Neighbouring feathers ruffled by backyard chickens in Welland

·3 min read

For years, backyard chickens have happily pecked away inside a corralled space in the enviously large backyard behind a Topham Boulevard home.

But after a complaint about the birds this past January and a subsequent a visit from the City of Welland, their days as a Welland family’s feathered friends are numbered — they must fly the coop by March 31, or face the consequences.

Standing by the coop last Thursday, Ray Haymes and his partner Alicia Bedesky spoke of how their eight laying hens not only provided eggs but also valuable education for their children, five-year-old Sawyer and three-year-old Eloise.

“This is just a few pets in our backyard,” Haymes said.

Not so, says the city.

“All residential areas within the urban boundary of the city don’t permit agricultural uses,” said Welland’s interim planning manager, Rachelle Larocque.

Though the city’s Comprehensive Zoning By-law 2017-117, which dictates how landowners can use their property, doesn’t actually address backyard chickens, it does say property can't be used in a way not clearly spelled out.

That could change in the coming year as the city reviews its official plan and explores allowing backyard chickens, Larocque said.

The city’s bylaw and planning departments work together when complaints ring in about backyard chickens, something Larocque says is becoming common.

During the past six months, some form of chicken inquiry comes in on a weekly basis, she said.

In dealing with a complaint, the planning department confirms zoning allowances and a bylaw officer investigates.

After their visit, Haymes said he received a letter from the city saying the birds had to fly the coop by the end of March.

Bedesky started the “Backyard chickens Niagara” Facebook group and an online petition to illustrate neighbouring support for the hens, which had nearly reached its 500 signee goal as of Feb. 28.

“We believe that every person should have the right to keep hens on their own property as long as they are doing so responsibly,” the petition reads.

Chris Sowton and Jennifer Thompson, who belong to Bedesky’s Facebook group, had to get rid of their hens after a neighbour’s complaint and a bylaw visit.

“We have a huge yard, it’s 1.3 acres, there’s plenty of room for chickens,” Sowton said from his Dain City home. “They’re wonderful pets, they’re actually quite lovely creatures.”

Haymes has reached out to city staff and their ward councillor, Adam Moote, who told Niagara This Week that while he supports allowing backyard chickens, regulations would be needed to ensure they wouldn’t become a nuisance.

Ultimately, Haymes wants to see the rules amended.

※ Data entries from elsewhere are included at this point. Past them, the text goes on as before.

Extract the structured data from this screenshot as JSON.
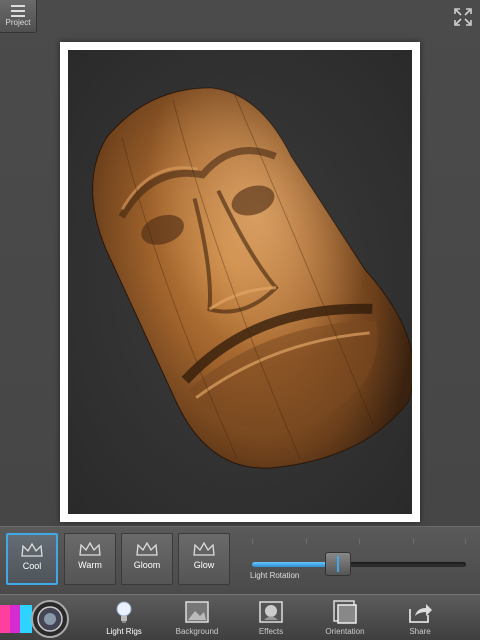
{
  "header": {
    "project_label": "Project",
    "project_icon": "menu-icon",
    "fullscreen_icon": "fullscreen-icon"
  },
  "canvas": {
    "frame_color": "#ffffff",
    "background_color": "#2e2e2e",
    "subject": "wooden-carved-face"
  },
  "presets": [
    {
      "label": "Cool",
      "active": true
    },
    {
      "label": "Warm",
      "active": false
    },
    {
      "label": "Gloom",
      "active": false
    },
    {
      "label": "Glow",
      "active": false
    }
  ],
  "slider": {
    "label": "Light Rotation",
    "value_fraction": 0.4,
    "accent": "#3fa9e8"
  },
  "toolbar": {
    "items": [
      {
        "label": "Light Rigs",
        "icon": "light-bulb-icon",
        "active": true
      },
      {
        "label": "Background",
        "icon": "background-icon",
        "active": false
      },
      {
        "label": "Effects",
        "icon": "effects-icon",
        "active": false
      },
      {
        "label": "Orientation",
        "icon": "orientation-icon",
        "active": false
      },
      {
        "label": "Share",
        "icon": "share-icon",
        "active": false
      }
    ]
  }
}
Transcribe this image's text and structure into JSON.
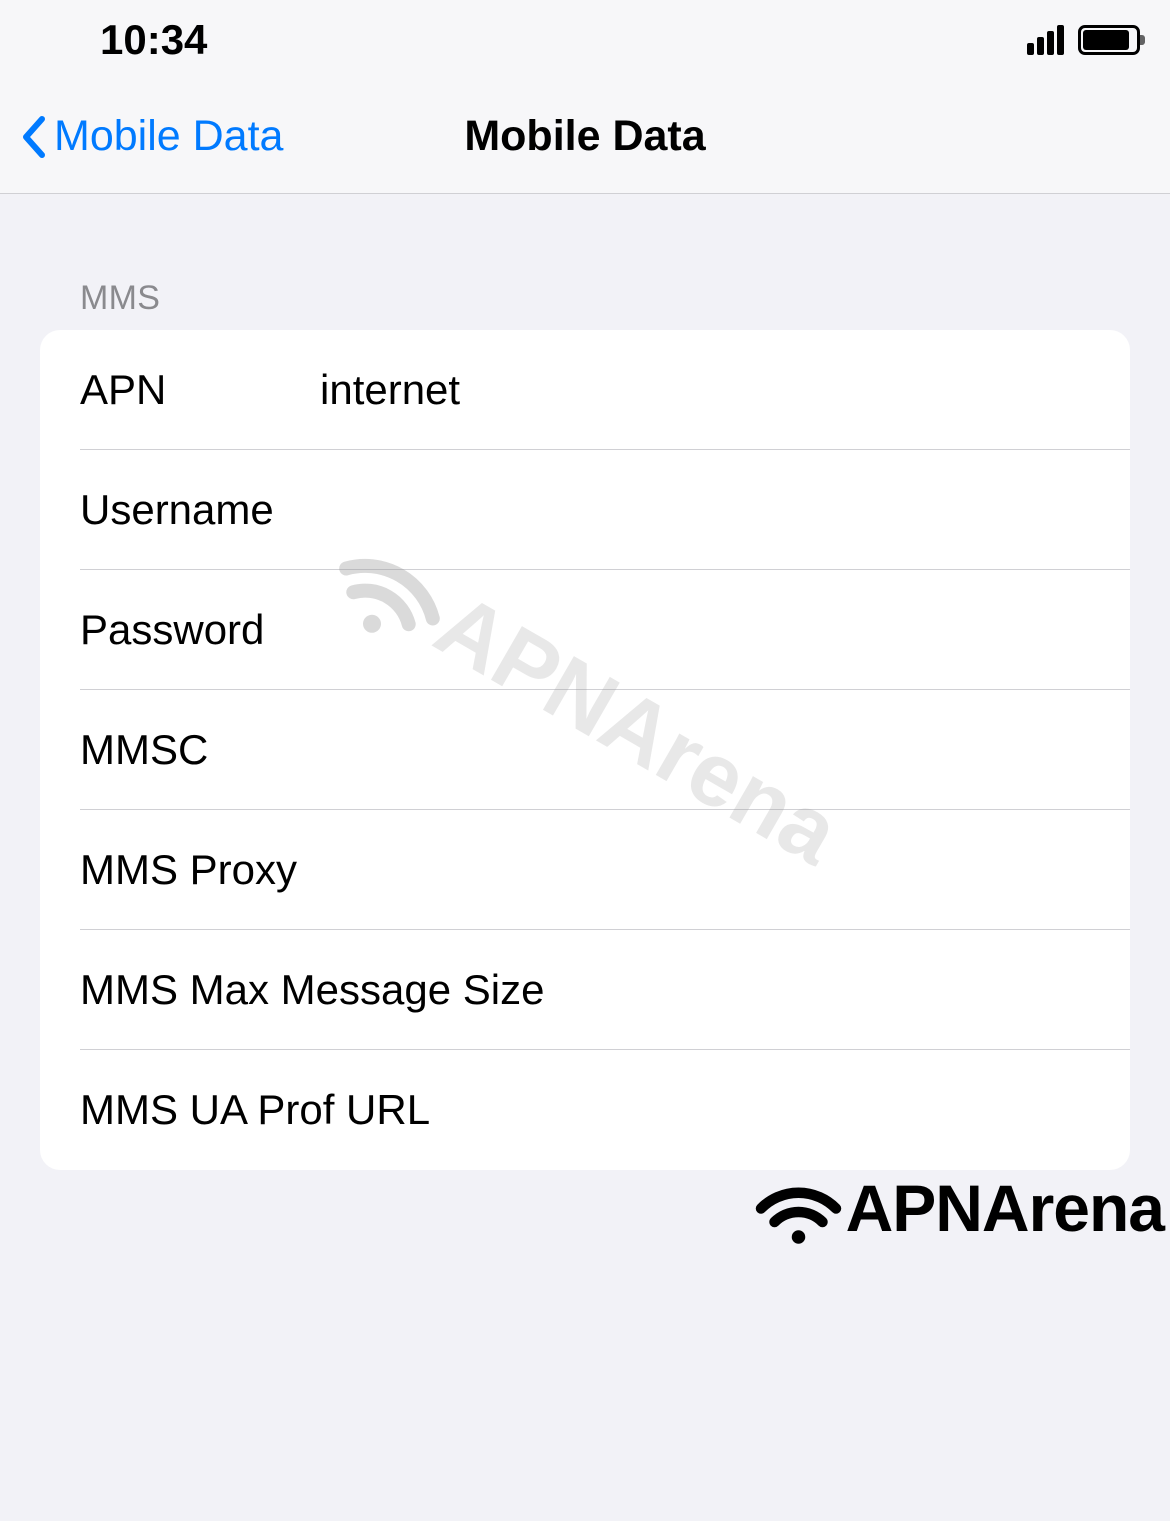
{
  "status": {
    "time": "10:34"
  },
  "nav": {
    "back_label": "Mobile Data",
    "title": "Mobile Data"
  },
  "section": {
    "header": "MMS"
  },
  "fields": [
    {
      "label": "APN",
      "value": "internet"
    },
    {
      "label": "Username",
      "value": ""
    },
    {
      "label": "Password",
      "value": ""
    },
    {
      "label": "MMSC",
      "value": ""
    },
    {
      "label": "MMS Proxy",
      "value": ""
    },
    {
      "label": "MMS Max Message Size",
      "value": ""
    },
    {
      "label": "MMS UA Prof URL",
      "value": ""
    }
  ],
  "watermark": {
    "text": "APNArena"
  },
  "branding": {
    "text": "APNArena"
  }
}
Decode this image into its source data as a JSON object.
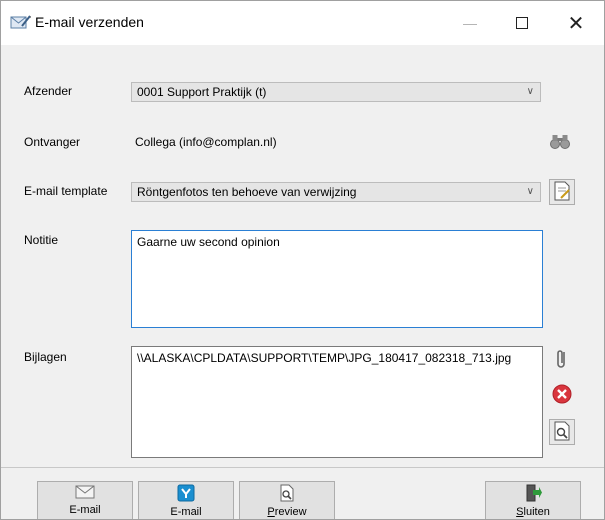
{
  "window": {
    "title": "E-mail verzenden",
    "controls": {
      "minimize": "—",
      "close": "✕"
    }
  },
  "form": {
    "sender_label": "Afzender",
    "sender_value": "0001 Support Praktijk (t)",
    "recipient_label": "Ontvanger",
    "recipient_value": "Collega (info@complan.nl)",
    "template_label": "E-mail template",
    "template_value": "Röntgenfotos ten behoeve van verwijzing",
    "note_label": "Notitie",
    "note_value": "Gaarne uw second opinion",
    "attachments_label": "Bijlagen",
    "attachments": [
      "\\\\ALASKA\\CPLDATA\\SUPPORT\\TEMP\\JPG_180417_082318_713.jpg"
    ]
  },
  "buttons": {
    "email_label": "E-mail",
    "secure_email_label": "E-mail",
    "preview_first": "P",
    "preview_rest": "review",
    "close_first": "S",
    "close_rest": "luiten"
  },
  "icons": {
    "title": "email-pencil-icon",
    "recipient_search": "binoculars-icon",
    "template_edit": "document-edit-icon",
    "attach": "paperclip-icon",
    "remove": "remove-x-icon",
    "view": "document-magnifier-icon"
  },
  "colors": {
    "focus_border": "#2a7fd4",
    "remove_red": "#d9363e",
    "secure_blue": "#1a8fd0",
    "door_green": "#2e9a3a"
  }
}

Even a permit process would be better than prohibition, Bedesky said.

Haymes has sought legal advice and will file a freedom of information request to dig into the complaint itself, which he suspects originated from a single neighbour whose feathers are ruffled for reasons he can’t understand — the chickens don’t smell or make noise, and they’re well taken care of, he says.

If the hens aren’t gone by March 31, the city can lay a charge under the Provincial Offences Act, summoning the Haymes family to court, explained Ali Khan, Welland’s bylaw supervisor.

It’s a process Haymes says he’s willing to see through.

If multiple complaints were coming in, Haymes might understand, but he says their petition speaks for the neighbourhood: “There are a lot of people that feel the same way.”

“It’s just something we believe in,” he said.

“We’ve kind of been accidental advocates for the whole urban farming thing,” Bedesky added.

Jordan Snobelen, Local Journalism Initiative Reporter, Niagara this Week